Evenepoel attacked a high-class WorldTour peloton with 51km remaining on Saturday and put close to two minutes into his chasers by the time he crossed the finish line. He now leads the race by 1:48 from Jakob Fuglsang (Astana), with Simon Yates (Mitchelton Scott) at 2:22.
Baring accident or major surprise, Evenepoel will wrap up the GC on Sunday, but it’s the sight of him crossing the line on stage 4 and holding up Jakobsen’s race number that will become one of the most memorable images of this year’s race.
The Dutch national road champion was forced into barriers on stage 1 and crashed through them. He was put into and induced coma and suffered severe facial injuries. He spent close to six hours in theatre but was taken out of his coma on Friday. Dylan Groenewegen, who caused the fall after he changed his racing line, was disqualified and faces further punishment from the UCI.
"I wanted to give everything today for Fabio. After stage 1, we all had some pretty tough moments, but stayed together and I think the whole world saw today just how strong this team is," Evenepoel said after his win
"The good news we received yesterday about Fabio acted as a big morale-boost and for that reason I wanted to do something today. That’s why in the morning, before the start, I asked for his race number and the moment I had it in my hands I immediately felt something special.
"It wasn’t easy, and I suffered, but it doesn’t compare to what Fabio’s enduring these days. This gave me the energy to carry on and never look back."
Overnight race leader Richard Carapaz (Team Ineos) was involved in a crash but nothing could take away from Evenepoel who has won every stage race that he has entered in 2020.
He kicked off the year with a stage win and the GC at the Vuelta a San Juan, and then backed that up with a two stages and the overall at the Volta ao Algarve. When he returned to racing at the end of July he won a stage and the GC at the Vuelta a Burgos. He is targeting the Giro d’Italia later this year.

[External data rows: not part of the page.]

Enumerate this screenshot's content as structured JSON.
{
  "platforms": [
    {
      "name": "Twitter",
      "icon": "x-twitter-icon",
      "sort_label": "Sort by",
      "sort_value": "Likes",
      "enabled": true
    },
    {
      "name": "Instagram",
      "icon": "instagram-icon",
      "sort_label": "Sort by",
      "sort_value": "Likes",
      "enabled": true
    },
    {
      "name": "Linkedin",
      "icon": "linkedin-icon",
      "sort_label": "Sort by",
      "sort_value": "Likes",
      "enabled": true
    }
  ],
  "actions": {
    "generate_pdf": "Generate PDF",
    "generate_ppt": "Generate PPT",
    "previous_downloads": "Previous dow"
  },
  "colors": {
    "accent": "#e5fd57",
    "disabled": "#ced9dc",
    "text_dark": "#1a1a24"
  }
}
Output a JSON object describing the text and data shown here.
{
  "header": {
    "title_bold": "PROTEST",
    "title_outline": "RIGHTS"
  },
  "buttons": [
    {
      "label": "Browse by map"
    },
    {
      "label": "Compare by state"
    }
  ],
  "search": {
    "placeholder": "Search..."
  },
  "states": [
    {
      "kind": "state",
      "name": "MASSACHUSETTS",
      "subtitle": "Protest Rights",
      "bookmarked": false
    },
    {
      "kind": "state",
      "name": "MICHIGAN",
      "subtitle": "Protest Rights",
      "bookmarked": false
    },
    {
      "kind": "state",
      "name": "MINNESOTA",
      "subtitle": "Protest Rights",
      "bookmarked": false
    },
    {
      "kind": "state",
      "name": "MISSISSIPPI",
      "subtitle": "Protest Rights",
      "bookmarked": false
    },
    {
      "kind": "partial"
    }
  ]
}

"The plan was to attack, not too early, but feeling that everybody was on their limit I just went with 50 kilometers to go. Up until then, the guys did a great job for me, protected me from the start of the day, and I wanted to repay them for that," he explained.
"When the info came from the car that I had a small gap over the chasers and that nobody could follow, it gave me even more confidence, so I just kept a high pace, without going over my limit, all the way to the end. I’m happy with this win and with having the yellow jersey with just one day to go."
Thank you for signing up to Cycling News. You will receive a verification email shortly.
There was a problem. Please refresh the page and try again.